- **WHAT IS BEING ASKED**
Your answer should hold only the lines from the one with "Serialize everything readable" through the end of the records, repeated exactly and minus any pictures.
*** Opening MATERIAL SUPPLIED ***
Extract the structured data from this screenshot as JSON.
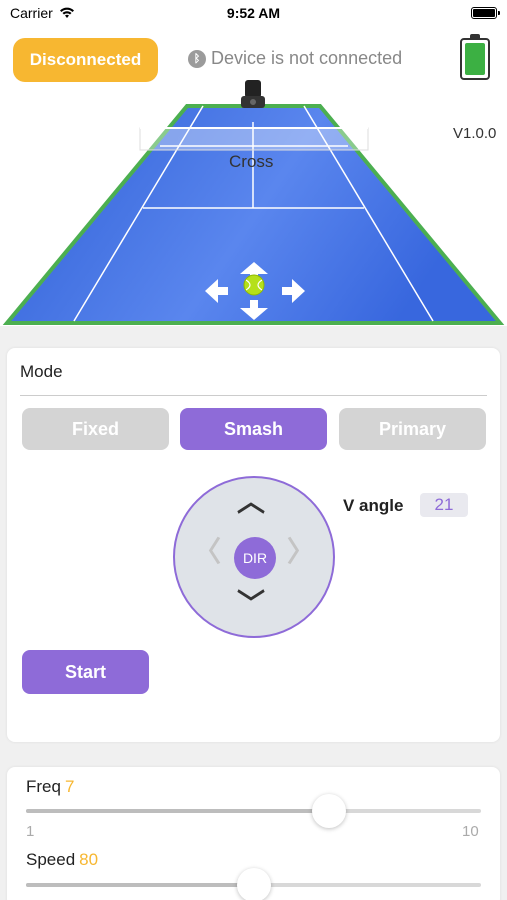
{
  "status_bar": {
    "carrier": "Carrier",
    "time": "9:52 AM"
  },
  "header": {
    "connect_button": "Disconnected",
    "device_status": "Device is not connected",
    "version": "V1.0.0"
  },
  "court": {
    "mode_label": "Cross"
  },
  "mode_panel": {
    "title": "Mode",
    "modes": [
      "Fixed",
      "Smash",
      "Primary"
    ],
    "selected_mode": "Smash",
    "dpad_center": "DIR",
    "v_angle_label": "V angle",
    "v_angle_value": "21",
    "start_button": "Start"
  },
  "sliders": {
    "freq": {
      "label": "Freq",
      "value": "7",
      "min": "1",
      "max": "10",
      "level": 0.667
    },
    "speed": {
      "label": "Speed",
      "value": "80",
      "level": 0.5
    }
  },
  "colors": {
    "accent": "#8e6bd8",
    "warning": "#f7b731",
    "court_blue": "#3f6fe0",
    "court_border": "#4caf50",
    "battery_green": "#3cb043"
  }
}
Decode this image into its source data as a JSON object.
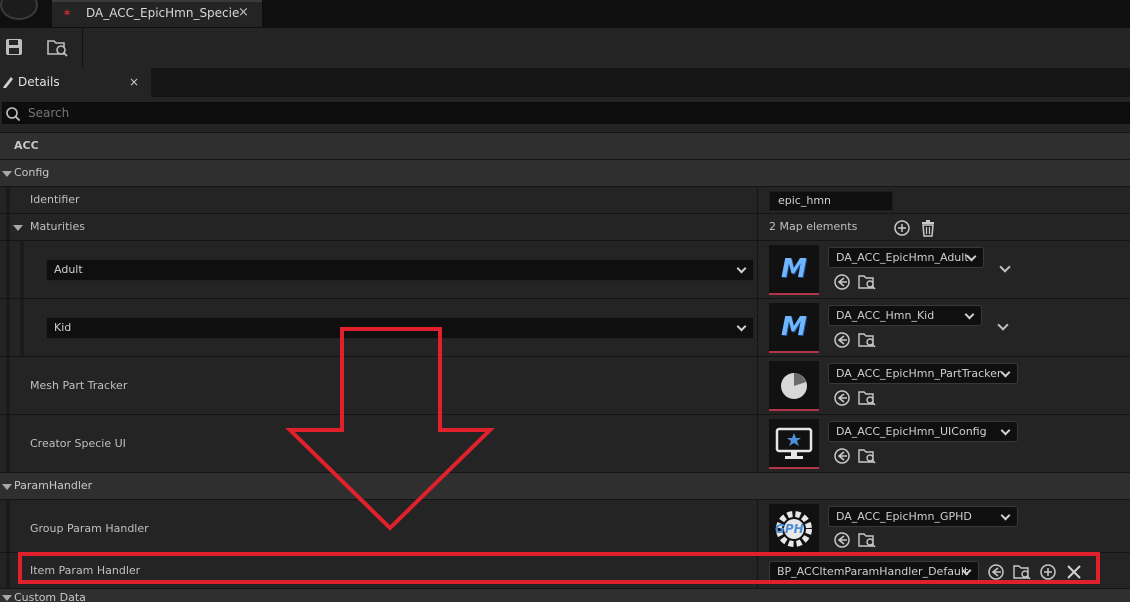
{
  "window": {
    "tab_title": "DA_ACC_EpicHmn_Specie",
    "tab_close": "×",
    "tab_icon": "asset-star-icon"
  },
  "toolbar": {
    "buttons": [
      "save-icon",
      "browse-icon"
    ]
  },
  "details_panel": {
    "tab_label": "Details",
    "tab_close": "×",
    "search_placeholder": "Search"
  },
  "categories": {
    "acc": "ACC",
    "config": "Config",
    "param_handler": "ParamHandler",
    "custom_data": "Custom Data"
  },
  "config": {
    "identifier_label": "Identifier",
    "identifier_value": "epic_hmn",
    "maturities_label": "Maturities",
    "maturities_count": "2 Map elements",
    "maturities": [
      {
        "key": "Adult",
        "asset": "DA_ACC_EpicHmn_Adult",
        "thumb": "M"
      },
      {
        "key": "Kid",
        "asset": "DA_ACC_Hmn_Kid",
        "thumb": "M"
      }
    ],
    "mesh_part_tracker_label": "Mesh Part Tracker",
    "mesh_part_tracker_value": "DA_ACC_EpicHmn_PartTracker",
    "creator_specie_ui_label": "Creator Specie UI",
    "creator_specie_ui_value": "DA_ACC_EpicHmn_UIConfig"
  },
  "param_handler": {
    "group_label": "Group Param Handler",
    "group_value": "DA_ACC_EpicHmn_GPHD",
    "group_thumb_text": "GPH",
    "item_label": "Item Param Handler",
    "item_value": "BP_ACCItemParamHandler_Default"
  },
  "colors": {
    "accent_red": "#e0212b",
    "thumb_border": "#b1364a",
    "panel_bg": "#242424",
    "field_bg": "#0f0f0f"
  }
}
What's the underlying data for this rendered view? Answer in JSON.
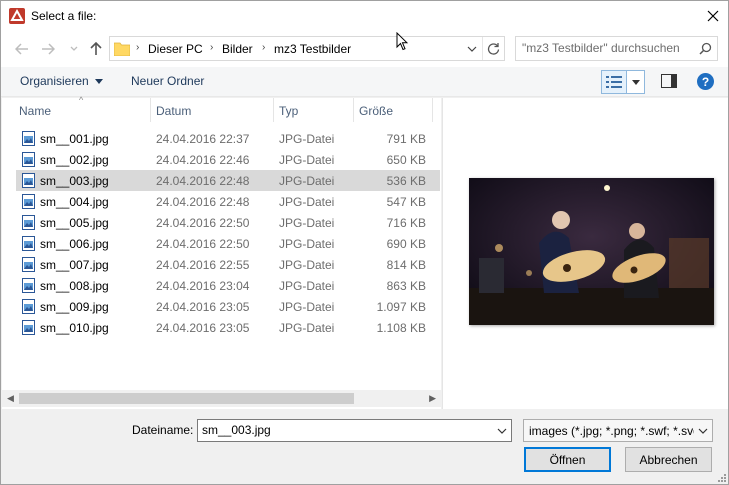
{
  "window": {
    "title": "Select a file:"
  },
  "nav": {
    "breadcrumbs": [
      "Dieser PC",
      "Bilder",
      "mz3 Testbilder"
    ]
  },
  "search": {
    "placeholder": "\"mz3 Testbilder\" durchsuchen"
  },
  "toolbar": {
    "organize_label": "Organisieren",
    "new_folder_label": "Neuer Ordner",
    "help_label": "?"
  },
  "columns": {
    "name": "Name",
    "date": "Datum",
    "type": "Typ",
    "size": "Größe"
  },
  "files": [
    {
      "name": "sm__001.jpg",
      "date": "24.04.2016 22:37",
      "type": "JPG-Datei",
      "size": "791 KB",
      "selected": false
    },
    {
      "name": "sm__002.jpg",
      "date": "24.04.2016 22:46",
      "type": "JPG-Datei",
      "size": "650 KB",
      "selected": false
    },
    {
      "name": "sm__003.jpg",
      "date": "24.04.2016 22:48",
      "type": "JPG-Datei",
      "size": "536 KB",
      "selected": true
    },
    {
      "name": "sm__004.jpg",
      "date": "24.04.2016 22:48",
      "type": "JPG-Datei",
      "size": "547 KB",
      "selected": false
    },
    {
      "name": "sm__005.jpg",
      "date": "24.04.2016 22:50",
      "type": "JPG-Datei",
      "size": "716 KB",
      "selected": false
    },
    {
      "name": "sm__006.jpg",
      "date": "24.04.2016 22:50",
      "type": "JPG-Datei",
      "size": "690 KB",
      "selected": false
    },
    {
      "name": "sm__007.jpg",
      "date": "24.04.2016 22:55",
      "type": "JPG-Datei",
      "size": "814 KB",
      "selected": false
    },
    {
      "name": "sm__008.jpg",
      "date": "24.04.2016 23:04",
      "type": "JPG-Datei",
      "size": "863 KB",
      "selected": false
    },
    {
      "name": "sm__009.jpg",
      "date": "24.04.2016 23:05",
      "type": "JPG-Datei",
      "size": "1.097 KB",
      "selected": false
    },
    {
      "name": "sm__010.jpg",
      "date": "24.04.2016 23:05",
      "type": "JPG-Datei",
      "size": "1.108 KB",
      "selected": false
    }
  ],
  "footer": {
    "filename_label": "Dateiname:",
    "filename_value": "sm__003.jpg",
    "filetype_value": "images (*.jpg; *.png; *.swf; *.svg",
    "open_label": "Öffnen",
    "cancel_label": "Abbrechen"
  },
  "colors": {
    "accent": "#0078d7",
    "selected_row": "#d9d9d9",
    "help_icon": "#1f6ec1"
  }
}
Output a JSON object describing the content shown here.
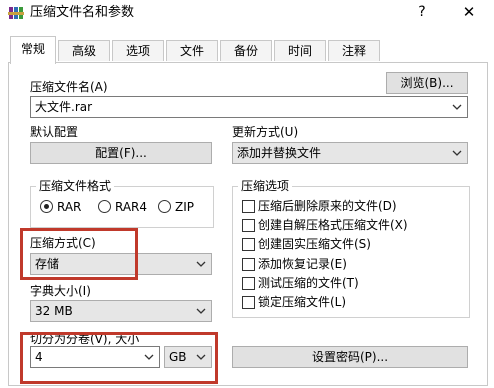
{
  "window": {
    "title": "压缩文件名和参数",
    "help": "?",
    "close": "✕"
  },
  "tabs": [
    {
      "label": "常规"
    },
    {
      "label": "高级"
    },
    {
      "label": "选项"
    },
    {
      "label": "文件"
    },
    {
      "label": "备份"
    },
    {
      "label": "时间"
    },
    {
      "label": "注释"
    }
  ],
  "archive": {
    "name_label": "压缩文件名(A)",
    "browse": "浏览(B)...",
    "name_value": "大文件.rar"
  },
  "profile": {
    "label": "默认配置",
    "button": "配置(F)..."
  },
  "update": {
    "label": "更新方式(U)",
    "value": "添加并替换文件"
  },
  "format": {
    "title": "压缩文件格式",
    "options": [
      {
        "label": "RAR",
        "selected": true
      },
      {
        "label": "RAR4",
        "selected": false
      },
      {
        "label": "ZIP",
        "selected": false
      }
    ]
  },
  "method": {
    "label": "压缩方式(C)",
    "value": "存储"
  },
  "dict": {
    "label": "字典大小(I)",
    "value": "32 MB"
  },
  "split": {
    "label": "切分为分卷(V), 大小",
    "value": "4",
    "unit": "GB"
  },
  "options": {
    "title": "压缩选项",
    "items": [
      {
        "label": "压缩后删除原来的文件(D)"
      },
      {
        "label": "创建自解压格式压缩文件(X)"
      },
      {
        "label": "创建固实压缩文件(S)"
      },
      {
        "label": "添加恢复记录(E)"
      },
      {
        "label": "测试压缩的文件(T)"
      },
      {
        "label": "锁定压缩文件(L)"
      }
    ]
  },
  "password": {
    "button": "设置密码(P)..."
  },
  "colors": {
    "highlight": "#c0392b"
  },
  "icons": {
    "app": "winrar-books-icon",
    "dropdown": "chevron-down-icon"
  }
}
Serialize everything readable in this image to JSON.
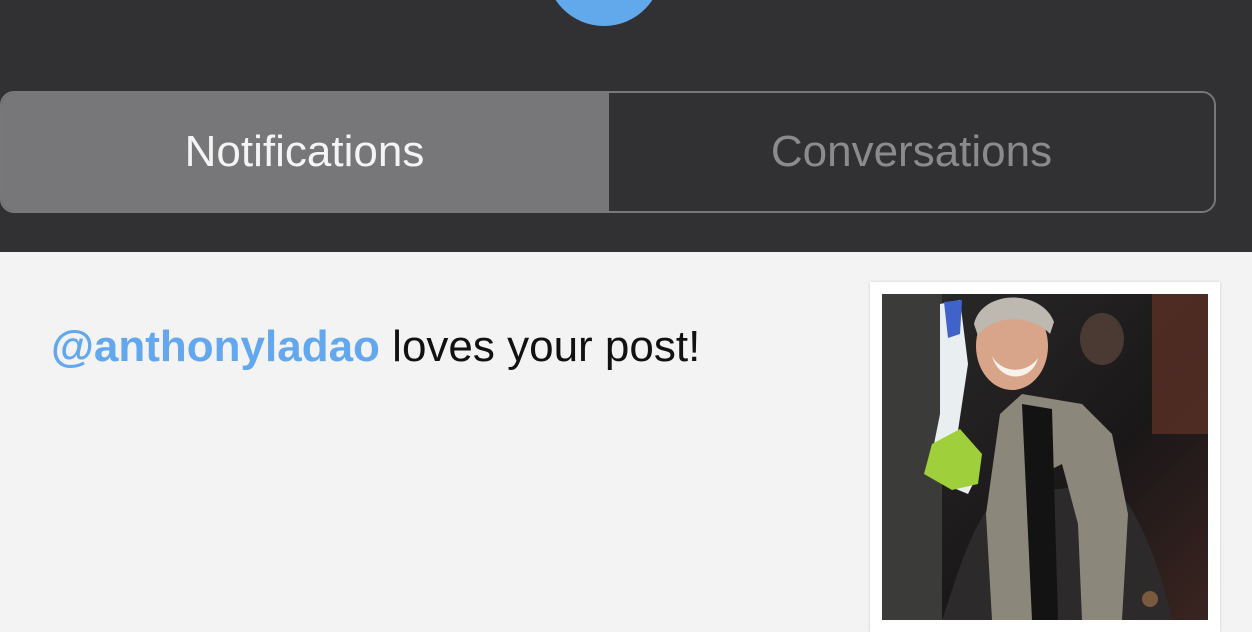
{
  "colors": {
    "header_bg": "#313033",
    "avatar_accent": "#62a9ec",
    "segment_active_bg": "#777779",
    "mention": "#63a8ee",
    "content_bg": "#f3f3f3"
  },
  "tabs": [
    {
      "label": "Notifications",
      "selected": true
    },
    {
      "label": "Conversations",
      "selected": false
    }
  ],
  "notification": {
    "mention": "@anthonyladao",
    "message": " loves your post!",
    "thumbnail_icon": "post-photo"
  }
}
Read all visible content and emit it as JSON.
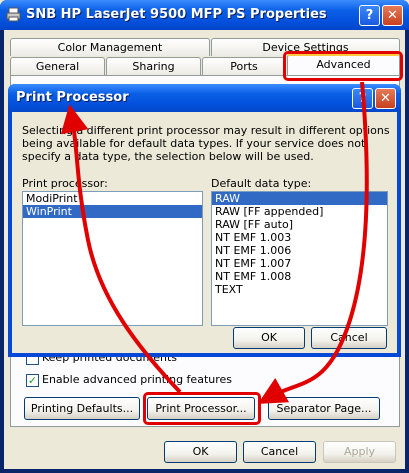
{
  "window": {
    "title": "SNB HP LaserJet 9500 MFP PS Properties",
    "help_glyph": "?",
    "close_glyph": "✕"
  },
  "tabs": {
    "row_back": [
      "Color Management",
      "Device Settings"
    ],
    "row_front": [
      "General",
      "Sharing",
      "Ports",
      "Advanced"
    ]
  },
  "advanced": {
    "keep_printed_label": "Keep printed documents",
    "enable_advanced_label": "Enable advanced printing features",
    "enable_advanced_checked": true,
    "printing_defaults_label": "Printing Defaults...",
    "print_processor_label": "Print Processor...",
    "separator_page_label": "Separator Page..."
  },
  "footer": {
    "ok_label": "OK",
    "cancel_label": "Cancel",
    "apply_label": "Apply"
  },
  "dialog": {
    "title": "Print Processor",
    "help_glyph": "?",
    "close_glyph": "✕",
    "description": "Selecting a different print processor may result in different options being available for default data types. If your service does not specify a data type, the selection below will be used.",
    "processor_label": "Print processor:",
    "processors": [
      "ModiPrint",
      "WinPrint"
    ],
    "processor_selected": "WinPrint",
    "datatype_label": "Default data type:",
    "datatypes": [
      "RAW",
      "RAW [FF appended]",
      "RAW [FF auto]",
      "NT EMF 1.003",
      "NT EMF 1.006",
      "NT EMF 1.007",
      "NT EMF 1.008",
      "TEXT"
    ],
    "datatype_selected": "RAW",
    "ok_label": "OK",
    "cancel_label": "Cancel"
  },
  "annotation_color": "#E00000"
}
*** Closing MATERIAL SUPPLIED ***
- **WRITTEN ANSWER**
Serialize everything readable in this image to JSON.
{
  "colors": {
    "header_bg": "#313033",
    "avatar_accent": "#62a9ec",
    "segment_active_bg": "#777779",
    "mention": "#63a8ee",
    "content_bg": "#f3f3f3"
  },
  "tabs": [
    {
      "label": "Notifications",
      "selected": true
    },
    {
      "label": "Conversations",
      "selected": false
    }
  ],
  "notification": {
    "mention": "@anthonyladao",
    "message": " loves your post!",
    "thumbnail_icon": "post-photo"
  }
}
Read all visible content and emit it as JSON.
{
  "window": {
    "title": "SNB HP LaserJet 9500 MFP PS Properties",
    "help_glyph": "?",
    "close_glyph": "✕"
  },
  "tabs": {
    "row_back": [
      "Color Management",
      "Device Settings"
    ],
    "row_front": [
      "General",
      "Sharing",
      "Ports",
      "Advanced"
    ]
  },
  "advanced": {
    "keep_printed_label": "Keep printed documents",
    "enable_advanced_label": "Enable advanced printing features",
    "enable_advanced_checked": true,
    "printing_defaults_label": "Printing Defaults...",
    "print_processor_label": "Print Processor...",
    "separator_page_label": "Separator Page..."
  },
  "footer": {
    "ok_label": "OK",
    "cancel_label": "Cancel",
    "apply_label": "Apply"
  },
  "dialog": {
    "title": "Print Processor",
    "help_glyph": "?",
    "close_glyph": "✕",
    "description": "Selecting a different print processor may result in different options being available for default data types. If your service does not specify a data type, the selection below will be used.",
    "processor_label": "Print processor:",
    "processors": [
      "ModiPrint",
      "WinPrint"
    ],
    "processor_selected": "WinPrint",
    "datatype_label": "Default data type:",
    "datatypes": [
      "RAW",
      "RAW [FF appended]",
      "RAW [FF auto]",
      "NT EMF 1.003",
      "NT EMF 1.006",
      "NT EMF 1.007",
      "NT EMF 1.008",
      "TEXT"
    ],
    "datatype_selected": "RAW",
    "ok_label": "OK",
    "cancel_label": "Cancel"
  },
  "annotation_color": "#E00000"
}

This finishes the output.